Earthquake in Ecuador kills 246, injures 2,527
QUITO - The strongest earthquake to jolt Ecuador in decades has killed 262 people, as rescuers raced to dig out survivors trapped in the rubble.
The official death toll from Saturday's devastating 7.8-magnitude earthquake has risen to 262 dead and 2,527 injured, Vice-President Jorge Glas, visiting the quake zone, said on Sunday.
At a press conference broadcast live on television, Glas said the priority was to continue searching for survivors in the rubble and to help the injured.
The earthquake struck at 18:58 local time Saturday (2358 GMT) with its epicenter at a depth of 10 kilometers located in northwest of Ecuador's coast. The temblor so far has generated at least 189 aftershocks of various strength.
The quake, felt around the Andean nation of 16 million people, cracked highways and collapsed buildings in a swath of western towns, causing panic as far away as in the capital city of Quito when buildings were swayed.
Ecuador has declared a state of emergency in six provinces and has mobilized around 14,000 army and public security personnel to affected areas.
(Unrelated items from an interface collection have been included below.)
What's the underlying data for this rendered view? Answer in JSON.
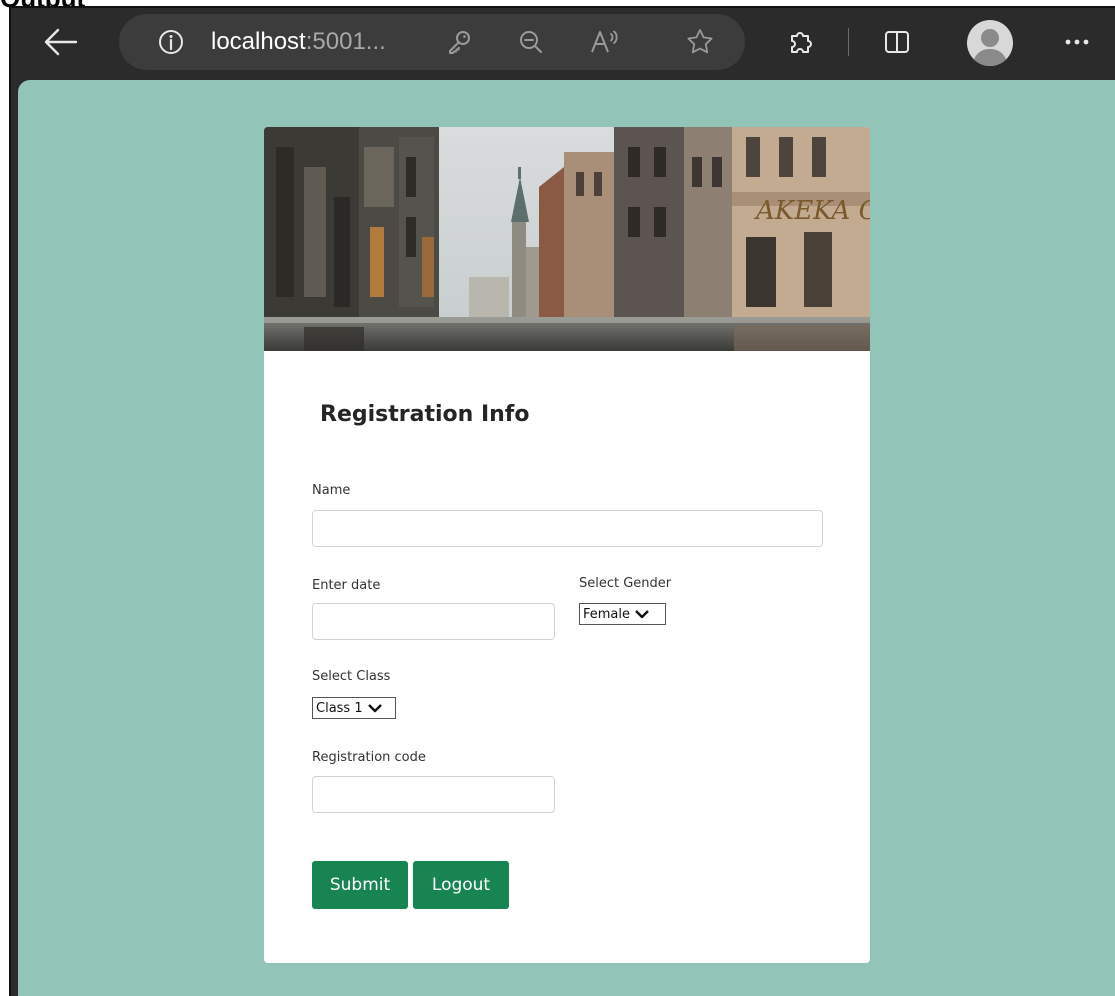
{
  "page_label": "Output",
  "browser": {
    "url_host": "localhost",
    "url_rest": ":5001..."
  },
  "icons": {
    "back": "back-arrow-icon",
    "info": "info-icon",
    "key": "key-icon",
    "zoom": "zoom-out-icon",
    "read_aloud": "read-aloud-icon",
    "favorite": "star-icon",
    "extensions": "puzzle-icon",
    "split": "split-screen-icon",
    "profile": "profile-avatar",
    "menu": "more-icon"
  },
  "form": {
    "title": "Registration Info",
    "name_label": "Name",
    "date_label": "Enter date",
    "gender_label": "Select Gender",
    "gender_value": "Female",
    "class_label": "Select Class",
    "class_value": "Class 1",
    "code_label": "Registration code",
    "submit_label": "Submit",
    "logout_label": "Logout"
  },
  "colors": {
    "page_bg": "#92c5b8",
    "button": "#178452",
    "toolbar": "#2b2b2b"
  }
}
"We will overcome this. I send a message of calm and my deep solidarity to those who lost their relatives," said Glas, who is in charge of coordinating emergency response.
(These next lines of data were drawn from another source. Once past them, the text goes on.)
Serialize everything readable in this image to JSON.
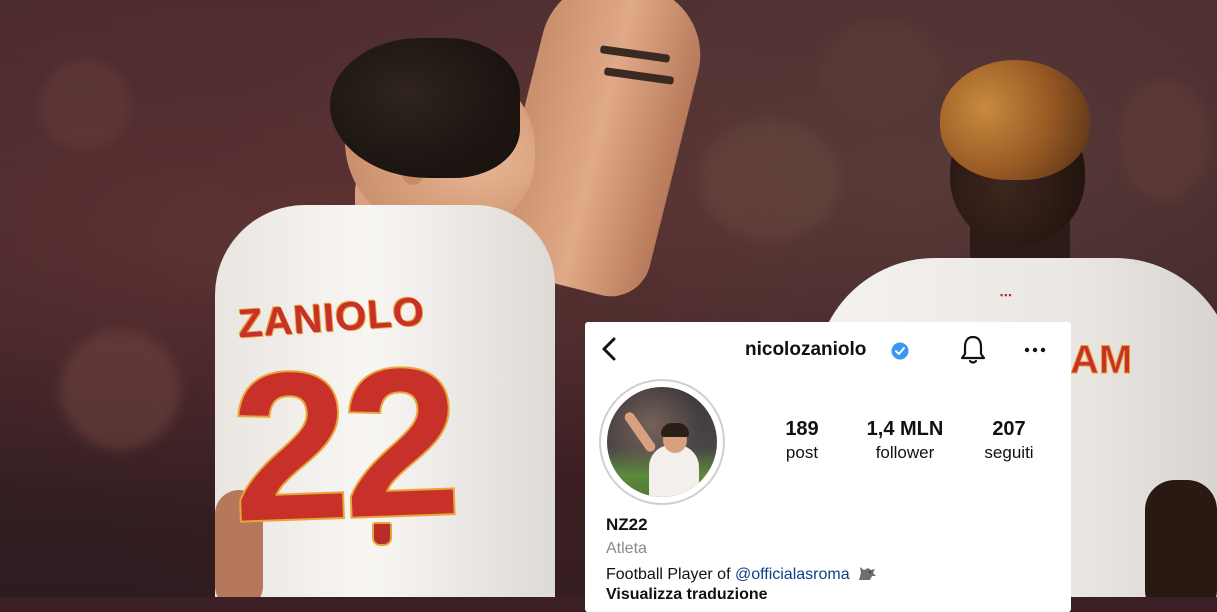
{
  "photo": {
    "left_player": {
      "jersey_name": "ZANIOLO",
      "jersey_number": "22"
    },
    "right_player": {
      "jersey_name_partial": "AM"
    }
  },
  "instagram": {
    "username": "nicolozaniolo",
    "verified": true,
    "icons": [
      "back-icon",
      "verified-icon",
      "bell-icon",
      "more-icon"
    ],
    "stats": [
      {
        "value": "189",
        "label": "post"
      },
      {
        "value": "1,4 MLN",
        "label": "follower"
      },
      {
        "value": "207",
        "label": "seguiti"
      }
    ],
    "bio": {
      "name": "NZ22",
      "category": "Atleta",
      "text_prefix": "Football Player of ",
      "mention": "@officialasroma",
      "emoji": "wolf-icon",
      "translate": "Visualizza traduzione"
    }
  },
  "colors": {
    "roma_red": "#c8302a",
    "roma_gold": "#e8a63a",
    "link_blue": "#0d3f8a",
    "verified_blue": "#3897f0"
  }
}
Glas visited the affected cities of Manta and Portoviejo in the northeastern province of Manabi, the hardest-hit and difficult to reach due to damaged highways.
"We are facing logistical difficulties," said Glas, noting that specialized rescue teams have reached the worst-hit zones, with technologies and supplies.
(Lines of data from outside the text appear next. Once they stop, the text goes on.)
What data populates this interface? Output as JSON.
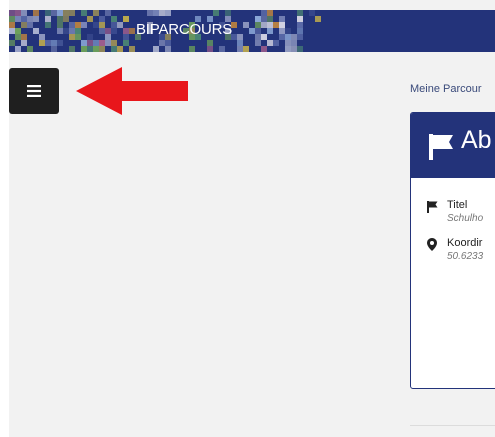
{
  "header": {
    "logo_text": "BIPARCOURS",
    "brand_color": "#23337a"
  },
  "menu_button": {
    "icon": "hamburger-icon"
  },
  "annotation": {
    "icon": "red-arrow-left",
    "color": "#e8161b"
  },
  "breadcrumb": {
    "text": "Meine Parcour"
  },
  "card": {
    "title": "Ab",
    "title_icon": "flag-icon",
    "fields": [
      {
        "icon": "flag-icon",
        "label": "Titel",
        "value": "Schulho"
      },
      {
        "icon": "map-marker-icon",
        "label": "Koordir",
        "value": "50.6233"
      }
    ]
  }
}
Besides Manabi, the provinces of Esmeraldas, Guayas, Los Rios, Santa Elena and Santo Domingo de los Tsachilas have declared emergencies.
The vice president said international humanitarian aid would begin arriving Sunday and called on people to refrain from rescuing their belongings from the rubble.
There was no risk of a tsunami and the water reservoirs in Manabi had not been affected, he added.
"Through calm, strength and faith, we will overcome this challenge from nature," said Glas, who was set to travel by helicopter to Pedernales, a popular tourist spot town of 40,000 near the quake's epicenter.
President Rafael Correa was rushing back home from Italy. He wrote on Twitter earlier on the day that he planned to visit the hard-hit city of Manta on Sunday night.
The government has tapped up to 300 million U.S. dollars for rescue and rebuilding efforts.
Saturday's earthquake was the strongest to hit Ecuador since 1979. Ecuador is located in a region with frequent volcanic eruptions and earthquakes.